What you are asked to do =
Copy out the entries exactly, and wherever a picture appears, leave it out.

** Opening Study material block **

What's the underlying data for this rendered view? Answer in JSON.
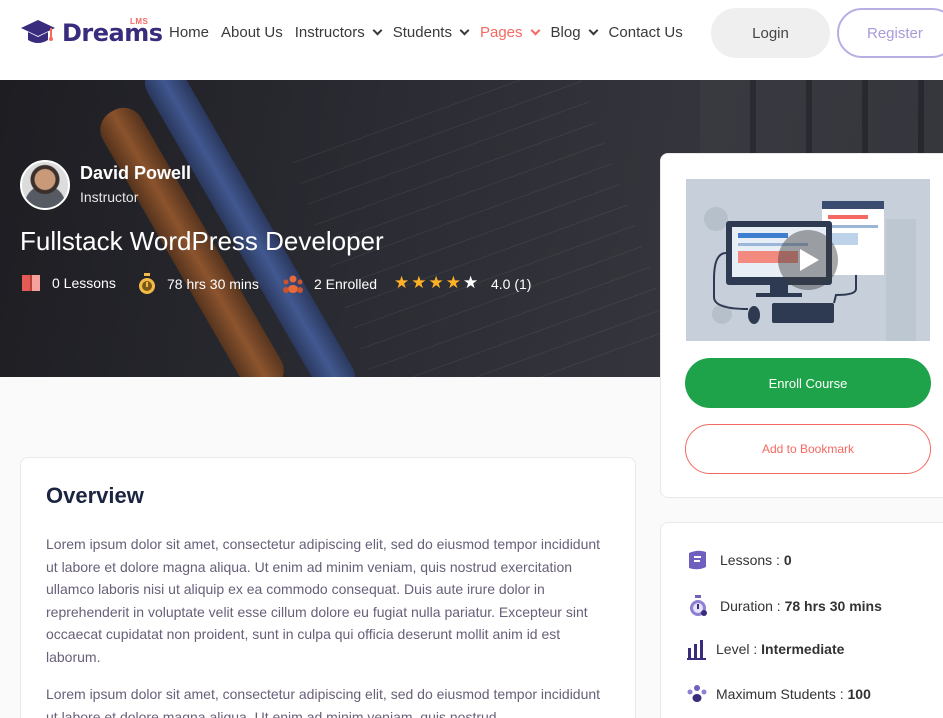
{
  "brand": {
    "name": "Dreams",
    "sup": "LMS"
  },
  "nav": {
    "items": [
      {
        "label": "Home"
      },
      {
        "label": "About Us"
      },
      {
        "label": "Instructors"
      },
      {
        "label": "Students"
      },
      {
        "label": "Pages"
      },
      {
        "label": "Blog"
      },
      {
        "label": "Contact Us"
      }
    ],
    "login_label": "Login",
    "register_label": "Register"
  },
  "course": {
    "instructor_name": "David Powell",
    "instructor_role": "Instructor",
    "title": "Fullstack WordPress Developer",
    "lessons": "0 Lessons",
    "duration": "78 hrs 30 mins",
    "enrolled": "2 Enrolled",
    "rating": "4.0 (1)"
  },
  "overview": {
    "title": "Overview",
    "paragraphs": [
      "Lorem ipsum dolor sit amet, consectetur adipiscing elit, sed do eiusmod tempor incididunt ut labore et dolore magna aliqua. Ut enim ad minim veniam, quis nostrud exercitation ullamco laboris nisi ut aliquip ex ea commodo consequat. Duis aute irure dolor in reprehenderit in voluptate velit esse cillum dolore eu fugiat nulla pariatur. Excepteur sint occaecat cupidatat non proident, sunt in culpa qui officia deserunt mollit anim id est laborum.",
      "Lorem ipsum dolor sit amet, consectetur adipiscing elit, sed do eiusmod tempor incididunt ut labore et dolore magna aliqua. Ut enim ad minim veniam, quis nostrud"
    ]
  },
  "sidebar": {
    "enroll_label": "Enroll Course",
    "bookmark_label": "Add to Bookmark",
    "stats": [
      {
        "label": "Lessons :",
        "value": "0"
      },
      {
        "label": "Duration :",
        "value": "78 hrs 30 mins"
      },
      {
        "label": "Level :",
        "value": "Intermediate"
      },
      {
        "label": "Maximum Students :",
        "value": "100"
      }
    ]
  },
  "colors": {
    "brand": "#392c7d",
    "accent": "#f66962",
    "enroll": "#1fa34a",
    "star": "#ffb125"
  }
}
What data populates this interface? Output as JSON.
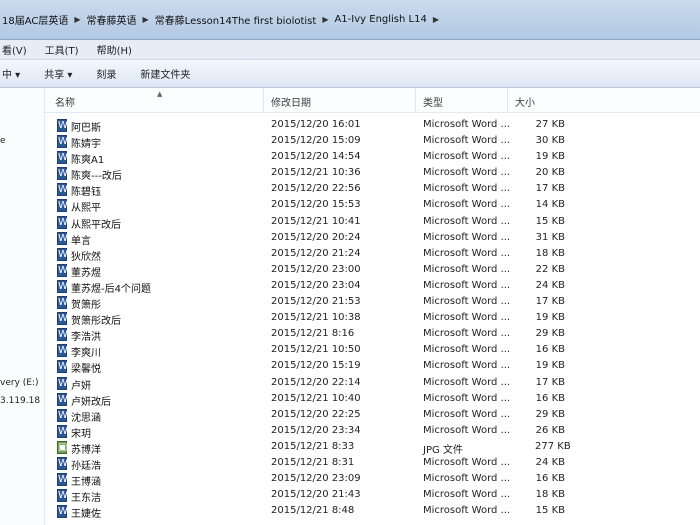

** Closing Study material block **

Solution to the exercise =
What's the underlying data for this rendered view? Answer in JSON.
{
  "brand": {
    "name": "Dreams",
    "sup": "LMS"
  },
  "nav": {
    "items": [
      {
        "label": "Home"
      },
      {
        "label": "About Us"
      },
      {
        "label": "Instructors"
      },
      {
        "label": "Students"
      },
      {
        "label": "Pages"
      },
      {
        "label": "Blog"
      },
      {
        "label": "Contact Us"
      }
    ],
    "login_label": "Login",
    "register_label": "Register"
  },
  "course": {
    "instructor_name": "David Powell",
    "instructor_role": "Instructor",
    "title": "Fullstack WordPress Developer",
    "lessons": "0 Lessons",
    "duration": "78 hrs 30 mins",
    "enrolled": "2 Enrolled",
    "rating": "4.0 (1)"
  },
  "overview": {
    "title": "Overview",
    "paragraphs": [
      "Lorem ipsum dolor sit amet, consectetur adipiscing elit, sed do eiusmod tempor incididunt ut labore et dolore magna aliqua. Ut enim ad minim veniam, quis nostrud exercitation ullamco laboris nisi ut aliquip ex ea commodo consequat. Duis aute irure dolor in reprehenderit in voluptate velit esse cillum dolore eu fugiat nulla pariatur. Excepteur sint occaecat cupidatat non proident, sunt in culpa qui officia deserunt mollit anim id est laborum.",
      "Lorem ipsum dolor sit amet, consectetur adipiscing elit, sed do eiusmod tempor incididunt ut labore et dolore magna aliqua. Ut enim ad minim veniam, quis nostrud"
    ]
  },
  "sidebar": {
    "enroll_label": "Enroll Course",
    "bookmark_label": "Add to Bookmark",
    "stats": [
      {
        "label": "Lessons :",
        "value": "0"
      },
      {
        "label": "Duration :",
        "value": "78 hrs 30 mins"
      },
      {
        "label": "Level :",
        "value": "Intermediate"
      },
      {
        "label": "Maximum Students :",
        "value": "100"
      }
    ]
  },
  "colors": {
    "brand": "#392c7d",
    "accent": "#f66962",
    "enroll": "#1fa34a",
    "star": "#ffb125"
  }
}
What data populates this interface? Output as JSON.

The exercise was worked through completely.